Each record in the listing below is to be duplicated exactly.
___
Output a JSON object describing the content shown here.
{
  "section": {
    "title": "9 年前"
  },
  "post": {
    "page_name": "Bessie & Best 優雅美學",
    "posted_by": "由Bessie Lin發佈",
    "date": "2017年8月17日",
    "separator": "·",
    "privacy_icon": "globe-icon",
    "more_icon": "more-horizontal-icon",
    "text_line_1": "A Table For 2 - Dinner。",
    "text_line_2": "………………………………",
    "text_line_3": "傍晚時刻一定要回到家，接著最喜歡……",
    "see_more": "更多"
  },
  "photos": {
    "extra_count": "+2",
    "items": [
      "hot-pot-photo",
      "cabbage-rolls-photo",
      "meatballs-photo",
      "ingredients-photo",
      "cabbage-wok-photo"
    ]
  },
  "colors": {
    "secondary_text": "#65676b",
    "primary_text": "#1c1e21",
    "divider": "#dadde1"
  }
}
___
# Task result
Output a JSON object describing the content shown here.
{
  "section": {
    "title": "9 年前"
  },
  "post": {
    "page_name": "Bessie & Best 優雅美學",
    "posted_by": "由Bessie Lin發佈",
    "date": "2017年8月17日",
    "separator": "·",
    "privacy_icon": "globe-icon",
    "more_icon": "more-horizontal-icon",
    "text_line_1": "A Table For 2 - Dinner。",
    "text_line_2": "………………………………",
    "text_line_3": "傍晚時刻一定要回到家，接著最喜歡……",
    "see_more": "更多"
  },
  "photos": {
    "extra_count": "+2",
    "items": [
      "hot-pot-photo",
      "cabbage-rolls-photo",
      "meatballs-photo",
      "ingredients-photo",
      "cabbage-wok-photo"
    ]
  },
  "colors": {
    "secondary_text": "#65676b",
    "primary_text": "#1c1e21",
    "divider": "#dadde1"
  }
}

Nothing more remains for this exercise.